Main Difference – Build vs Built
Build and built are two forms of the same verb. Build means to construct something by putting pieces or parts together. Build is the present tense of the verb and built is the past and the past participle of build. This is the main difference between build and built.
Build vs Built – Meaning and Usage
Build is an irregular verb meaning to construct something. It can be used both transitively and intransitively. Build can be used as the present tense of the verb as well as the noun. As a noun, build refers to the proportions of a person’s or animal’s body or a style of construction. However, built cannot be used as a noun. It can only be used as the past tense and the past participle of build.
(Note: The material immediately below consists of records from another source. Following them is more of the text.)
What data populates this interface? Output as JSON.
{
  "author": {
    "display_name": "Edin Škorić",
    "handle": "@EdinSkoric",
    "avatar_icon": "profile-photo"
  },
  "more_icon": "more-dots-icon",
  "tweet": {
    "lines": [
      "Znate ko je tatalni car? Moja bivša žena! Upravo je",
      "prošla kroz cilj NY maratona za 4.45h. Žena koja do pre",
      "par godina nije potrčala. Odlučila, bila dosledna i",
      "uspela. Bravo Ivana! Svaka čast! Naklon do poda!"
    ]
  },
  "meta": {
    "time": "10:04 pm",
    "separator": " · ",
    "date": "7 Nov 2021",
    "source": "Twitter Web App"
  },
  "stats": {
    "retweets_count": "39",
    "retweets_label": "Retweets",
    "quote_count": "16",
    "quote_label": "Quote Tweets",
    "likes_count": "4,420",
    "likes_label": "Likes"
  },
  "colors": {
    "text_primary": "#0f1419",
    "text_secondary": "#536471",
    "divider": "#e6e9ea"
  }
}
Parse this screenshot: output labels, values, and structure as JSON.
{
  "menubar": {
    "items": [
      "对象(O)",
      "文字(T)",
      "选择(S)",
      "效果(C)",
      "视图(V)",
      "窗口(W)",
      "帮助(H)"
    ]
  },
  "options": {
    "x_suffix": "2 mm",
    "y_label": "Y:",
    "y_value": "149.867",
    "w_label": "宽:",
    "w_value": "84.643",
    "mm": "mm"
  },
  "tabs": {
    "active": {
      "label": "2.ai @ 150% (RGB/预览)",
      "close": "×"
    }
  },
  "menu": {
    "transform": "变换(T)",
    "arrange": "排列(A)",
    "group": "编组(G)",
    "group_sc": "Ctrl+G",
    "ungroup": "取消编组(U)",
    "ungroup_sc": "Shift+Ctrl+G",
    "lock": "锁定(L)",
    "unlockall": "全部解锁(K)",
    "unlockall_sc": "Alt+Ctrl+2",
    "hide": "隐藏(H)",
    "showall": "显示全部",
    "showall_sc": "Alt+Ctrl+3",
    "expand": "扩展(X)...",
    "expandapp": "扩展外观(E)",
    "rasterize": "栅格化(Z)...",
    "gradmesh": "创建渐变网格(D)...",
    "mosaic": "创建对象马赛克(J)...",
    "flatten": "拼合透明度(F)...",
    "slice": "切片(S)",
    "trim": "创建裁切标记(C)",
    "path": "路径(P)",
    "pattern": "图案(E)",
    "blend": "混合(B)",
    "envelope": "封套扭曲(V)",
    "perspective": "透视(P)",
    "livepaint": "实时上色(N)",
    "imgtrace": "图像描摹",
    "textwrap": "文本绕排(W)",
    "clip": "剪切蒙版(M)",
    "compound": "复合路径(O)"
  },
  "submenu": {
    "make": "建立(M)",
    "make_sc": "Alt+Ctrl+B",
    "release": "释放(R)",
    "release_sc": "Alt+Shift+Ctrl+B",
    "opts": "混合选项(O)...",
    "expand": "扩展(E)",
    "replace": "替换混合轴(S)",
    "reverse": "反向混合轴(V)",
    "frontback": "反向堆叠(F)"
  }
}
Therefore, the main difference between build and built is that build refers to an action in the present or future whereas built refers to an action in the past.
The following examples will help you to distinguish the difference between build and built more clearly.
He wanted to build a mansion.
He can build a house in no time.
The car’s impressive build surprised many of us.
We decided to build a new room for storage.
The construction firm plans to build a shopping mall.
You need permission of the town council to build anything on this land.
He decided to build a water tank in his land.
He has the ideal built for a swimmer.
Shah Jahan built the Taj Mahal for his wife.
The children built sandcastles on the beach.
This house was built before my grandmother’s death.
This monument was built in the 17th century.
This car was built in Germany.
The birds have built a nest on our chimney.
The building was built in 1938.
His theory is built on the basic principles of gravity.
Difference Between Build and Built
Build is the present tense of the verb.
Built is the past and the past participial form of the verb.
Build refers to the present.
Built refers to the past.
Build is a noun and a verb.
Built is a verb.
U.S. Navy photo by Utilitiesman 2nd Class Vuong Ta (Public Domain) via
“Peter W. Rodino Federal Office Building in Newark” by Mack Male – Flickr: Peter W. Rodino Federal Office Building, via